From the entries below, please gather each line containing the string "name".

[Records from a collection]
________________________________________
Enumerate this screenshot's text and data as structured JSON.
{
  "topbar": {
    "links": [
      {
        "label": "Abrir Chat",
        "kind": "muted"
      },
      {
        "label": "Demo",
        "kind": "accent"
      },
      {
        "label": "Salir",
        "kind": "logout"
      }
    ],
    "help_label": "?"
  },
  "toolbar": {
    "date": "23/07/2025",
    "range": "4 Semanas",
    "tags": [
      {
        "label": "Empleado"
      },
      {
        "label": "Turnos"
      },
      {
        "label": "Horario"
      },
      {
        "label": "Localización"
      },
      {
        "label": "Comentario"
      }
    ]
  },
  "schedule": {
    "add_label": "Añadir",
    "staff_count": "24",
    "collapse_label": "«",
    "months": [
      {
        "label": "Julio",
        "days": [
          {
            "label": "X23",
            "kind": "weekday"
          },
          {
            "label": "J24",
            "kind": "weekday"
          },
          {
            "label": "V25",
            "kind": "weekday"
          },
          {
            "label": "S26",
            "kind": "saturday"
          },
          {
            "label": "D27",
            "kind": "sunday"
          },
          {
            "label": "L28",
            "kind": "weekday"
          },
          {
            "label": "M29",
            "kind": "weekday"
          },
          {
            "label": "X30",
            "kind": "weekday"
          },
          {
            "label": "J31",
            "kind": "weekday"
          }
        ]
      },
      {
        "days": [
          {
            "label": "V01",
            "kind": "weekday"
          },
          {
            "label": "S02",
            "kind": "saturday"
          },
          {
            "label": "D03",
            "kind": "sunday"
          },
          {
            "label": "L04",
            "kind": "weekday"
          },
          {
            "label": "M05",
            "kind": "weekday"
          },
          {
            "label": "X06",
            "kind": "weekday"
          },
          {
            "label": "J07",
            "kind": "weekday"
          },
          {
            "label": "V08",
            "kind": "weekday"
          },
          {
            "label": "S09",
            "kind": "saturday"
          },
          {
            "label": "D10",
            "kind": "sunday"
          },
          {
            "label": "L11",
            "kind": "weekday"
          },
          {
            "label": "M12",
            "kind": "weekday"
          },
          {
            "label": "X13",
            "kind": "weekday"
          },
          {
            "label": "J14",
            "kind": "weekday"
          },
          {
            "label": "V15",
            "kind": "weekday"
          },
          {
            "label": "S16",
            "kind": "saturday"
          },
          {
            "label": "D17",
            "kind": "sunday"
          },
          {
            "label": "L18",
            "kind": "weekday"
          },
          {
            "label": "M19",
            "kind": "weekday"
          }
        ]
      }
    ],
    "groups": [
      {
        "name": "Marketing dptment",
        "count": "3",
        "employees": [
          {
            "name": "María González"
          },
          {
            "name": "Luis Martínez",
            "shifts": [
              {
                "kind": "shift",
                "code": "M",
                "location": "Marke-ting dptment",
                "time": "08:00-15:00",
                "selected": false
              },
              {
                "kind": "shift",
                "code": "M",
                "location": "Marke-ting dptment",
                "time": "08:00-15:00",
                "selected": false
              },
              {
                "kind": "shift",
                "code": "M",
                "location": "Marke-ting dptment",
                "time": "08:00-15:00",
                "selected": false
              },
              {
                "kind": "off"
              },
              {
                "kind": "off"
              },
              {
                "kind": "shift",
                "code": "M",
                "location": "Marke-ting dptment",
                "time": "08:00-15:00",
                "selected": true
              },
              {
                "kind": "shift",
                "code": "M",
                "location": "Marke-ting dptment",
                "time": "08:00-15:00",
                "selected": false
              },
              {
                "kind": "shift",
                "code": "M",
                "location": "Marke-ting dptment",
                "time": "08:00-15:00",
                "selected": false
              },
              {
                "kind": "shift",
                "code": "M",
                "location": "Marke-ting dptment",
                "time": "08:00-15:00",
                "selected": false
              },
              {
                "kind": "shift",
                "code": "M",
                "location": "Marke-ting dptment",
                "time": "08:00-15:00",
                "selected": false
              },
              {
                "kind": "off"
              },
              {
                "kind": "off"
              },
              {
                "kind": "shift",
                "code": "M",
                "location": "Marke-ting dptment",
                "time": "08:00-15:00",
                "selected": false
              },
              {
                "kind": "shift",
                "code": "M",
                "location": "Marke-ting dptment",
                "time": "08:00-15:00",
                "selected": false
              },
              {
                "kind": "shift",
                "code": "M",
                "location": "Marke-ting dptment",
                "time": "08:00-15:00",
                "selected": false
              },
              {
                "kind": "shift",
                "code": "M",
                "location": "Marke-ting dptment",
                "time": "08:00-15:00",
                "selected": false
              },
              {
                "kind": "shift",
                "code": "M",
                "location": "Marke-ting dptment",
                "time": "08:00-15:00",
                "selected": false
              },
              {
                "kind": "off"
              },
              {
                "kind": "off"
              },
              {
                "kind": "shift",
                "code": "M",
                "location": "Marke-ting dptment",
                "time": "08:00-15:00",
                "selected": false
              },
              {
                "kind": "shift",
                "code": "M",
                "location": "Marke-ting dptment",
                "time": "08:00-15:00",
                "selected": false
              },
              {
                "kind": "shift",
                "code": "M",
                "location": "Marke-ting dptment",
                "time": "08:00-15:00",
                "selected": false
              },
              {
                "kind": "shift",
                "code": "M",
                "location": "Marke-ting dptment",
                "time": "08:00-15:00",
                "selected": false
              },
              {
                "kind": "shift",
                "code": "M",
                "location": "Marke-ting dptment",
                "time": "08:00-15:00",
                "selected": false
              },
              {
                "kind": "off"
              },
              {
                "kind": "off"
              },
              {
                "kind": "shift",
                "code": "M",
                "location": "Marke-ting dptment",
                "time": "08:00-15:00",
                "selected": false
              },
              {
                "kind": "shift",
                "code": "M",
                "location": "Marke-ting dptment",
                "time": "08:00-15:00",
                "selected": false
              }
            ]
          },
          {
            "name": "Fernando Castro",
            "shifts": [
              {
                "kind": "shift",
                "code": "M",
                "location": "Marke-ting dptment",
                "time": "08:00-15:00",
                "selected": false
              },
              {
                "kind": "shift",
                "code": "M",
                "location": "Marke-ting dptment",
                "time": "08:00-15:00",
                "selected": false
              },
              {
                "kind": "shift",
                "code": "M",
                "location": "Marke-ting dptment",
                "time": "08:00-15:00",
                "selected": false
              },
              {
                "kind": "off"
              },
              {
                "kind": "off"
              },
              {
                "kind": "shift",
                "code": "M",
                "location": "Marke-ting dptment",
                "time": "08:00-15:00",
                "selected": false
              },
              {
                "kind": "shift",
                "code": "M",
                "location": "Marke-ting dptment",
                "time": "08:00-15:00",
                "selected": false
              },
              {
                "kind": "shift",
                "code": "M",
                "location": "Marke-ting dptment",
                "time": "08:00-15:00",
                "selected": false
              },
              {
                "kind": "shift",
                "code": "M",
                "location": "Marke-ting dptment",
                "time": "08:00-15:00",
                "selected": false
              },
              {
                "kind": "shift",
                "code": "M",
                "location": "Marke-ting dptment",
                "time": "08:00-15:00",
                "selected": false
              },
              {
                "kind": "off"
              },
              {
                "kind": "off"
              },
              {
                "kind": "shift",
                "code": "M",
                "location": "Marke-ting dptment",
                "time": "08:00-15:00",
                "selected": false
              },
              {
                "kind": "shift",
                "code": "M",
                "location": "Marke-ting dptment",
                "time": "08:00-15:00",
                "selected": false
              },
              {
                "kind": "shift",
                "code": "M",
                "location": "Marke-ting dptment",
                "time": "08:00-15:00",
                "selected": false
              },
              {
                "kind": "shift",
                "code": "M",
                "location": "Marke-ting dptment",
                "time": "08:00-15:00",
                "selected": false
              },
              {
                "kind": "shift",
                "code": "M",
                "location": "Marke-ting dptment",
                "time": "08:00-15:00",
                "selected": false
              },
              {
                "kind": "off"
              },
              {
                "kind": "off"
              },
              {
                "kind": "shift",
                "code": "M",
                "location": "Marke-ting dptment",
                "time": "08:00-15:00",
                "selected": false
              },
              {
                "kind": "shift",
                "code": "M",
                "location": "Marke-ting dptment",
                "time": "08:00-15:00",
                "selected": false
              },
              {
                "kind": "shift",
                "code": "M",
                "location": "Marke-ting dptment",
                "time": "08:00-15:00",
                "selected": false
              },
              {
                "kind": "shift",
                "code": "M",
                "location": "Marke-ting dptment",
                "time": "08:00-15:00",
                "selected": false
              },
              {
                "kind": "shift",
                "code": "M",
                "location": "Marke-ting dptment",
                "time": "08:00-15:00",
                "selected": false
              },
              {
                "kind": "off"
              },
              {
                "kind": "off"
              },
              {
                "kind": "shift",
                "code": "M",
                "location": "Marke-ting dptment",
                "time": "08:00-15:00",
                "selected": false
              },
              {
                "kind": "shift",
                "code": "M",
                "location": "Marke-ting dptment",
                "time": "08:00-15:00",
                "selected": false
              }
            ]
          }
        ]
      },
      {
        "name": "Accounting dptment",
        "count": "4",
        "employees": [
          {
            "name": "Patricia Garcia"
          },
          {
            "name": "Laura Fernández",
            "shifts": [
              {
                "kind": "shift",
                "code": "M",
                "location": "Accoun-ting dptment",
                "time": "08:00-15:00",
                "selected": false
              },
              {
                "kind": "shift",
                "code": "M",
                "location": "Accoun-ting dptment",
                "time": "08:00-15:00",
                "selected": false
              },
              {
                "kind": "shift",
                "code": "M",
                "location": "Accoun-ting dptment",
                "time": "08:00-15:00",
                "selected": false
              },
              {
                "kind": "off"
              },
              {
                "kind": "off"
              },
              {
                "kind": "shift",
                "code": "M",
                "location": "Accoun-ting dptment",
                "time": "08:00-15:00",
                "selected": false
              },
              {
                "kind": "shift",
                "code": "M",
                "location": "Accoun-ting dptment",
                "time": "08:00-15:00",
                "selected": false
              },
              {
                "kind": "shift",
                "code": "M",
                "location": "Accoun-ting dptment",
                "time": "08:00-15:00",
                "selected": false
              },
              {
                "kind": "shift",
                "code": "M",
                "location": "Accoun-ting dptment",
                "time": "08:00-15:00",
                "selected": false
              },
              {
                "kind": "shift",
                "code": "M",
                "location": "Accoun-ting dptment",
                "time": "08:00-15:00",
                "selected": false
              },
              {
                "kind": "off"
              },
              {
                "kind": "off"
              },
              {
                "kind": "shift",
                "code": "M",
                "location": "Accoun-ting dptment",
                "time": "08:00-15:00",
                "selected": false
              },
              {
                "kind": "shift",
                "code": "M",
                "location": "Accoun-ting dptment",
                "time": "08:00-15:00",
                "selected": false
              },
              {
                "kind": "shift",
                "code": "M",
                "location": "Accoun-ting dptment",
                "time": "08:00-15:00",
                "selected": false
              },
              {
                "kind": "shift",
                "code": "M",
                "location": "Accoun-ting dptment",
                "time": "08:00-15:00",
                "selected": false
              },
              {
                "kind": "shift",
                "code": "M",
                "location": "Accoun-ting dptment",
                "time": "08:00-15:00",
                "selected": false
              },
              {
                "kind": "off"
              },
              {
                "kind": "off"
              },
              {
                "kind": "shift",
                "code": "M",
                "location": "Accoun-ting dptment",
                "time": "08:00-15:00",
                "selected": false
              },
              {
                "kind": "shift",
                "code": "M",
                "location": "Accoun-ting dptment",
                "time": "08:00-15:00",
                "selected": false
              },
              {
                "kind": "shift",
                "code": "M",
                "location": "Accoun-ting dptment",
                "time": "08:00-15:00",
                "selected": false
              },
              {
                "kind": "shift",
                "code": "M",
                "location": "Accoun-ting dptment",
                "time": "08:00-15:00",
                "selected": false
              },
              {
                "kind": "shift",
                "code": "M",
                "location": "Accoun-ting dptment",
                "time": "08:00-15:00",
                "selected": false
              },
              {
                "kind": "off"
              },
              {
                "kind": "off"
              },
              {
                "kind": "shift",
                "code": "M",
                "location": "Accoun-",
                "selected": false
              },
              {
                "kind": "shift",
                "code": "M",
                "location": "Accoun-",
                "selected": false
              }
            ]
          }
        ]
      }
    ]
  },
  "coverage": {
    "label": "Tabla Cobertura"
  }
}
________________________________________
Your response:
        "name": "Marketing dptment",
            "name": "María González"
            "name": "Luis Martínez",
            "name": "Fernando Castro",
        "name": "Accounting dptment",
            "name": "Patricia Garcia"
            "name": "Laura Fernández",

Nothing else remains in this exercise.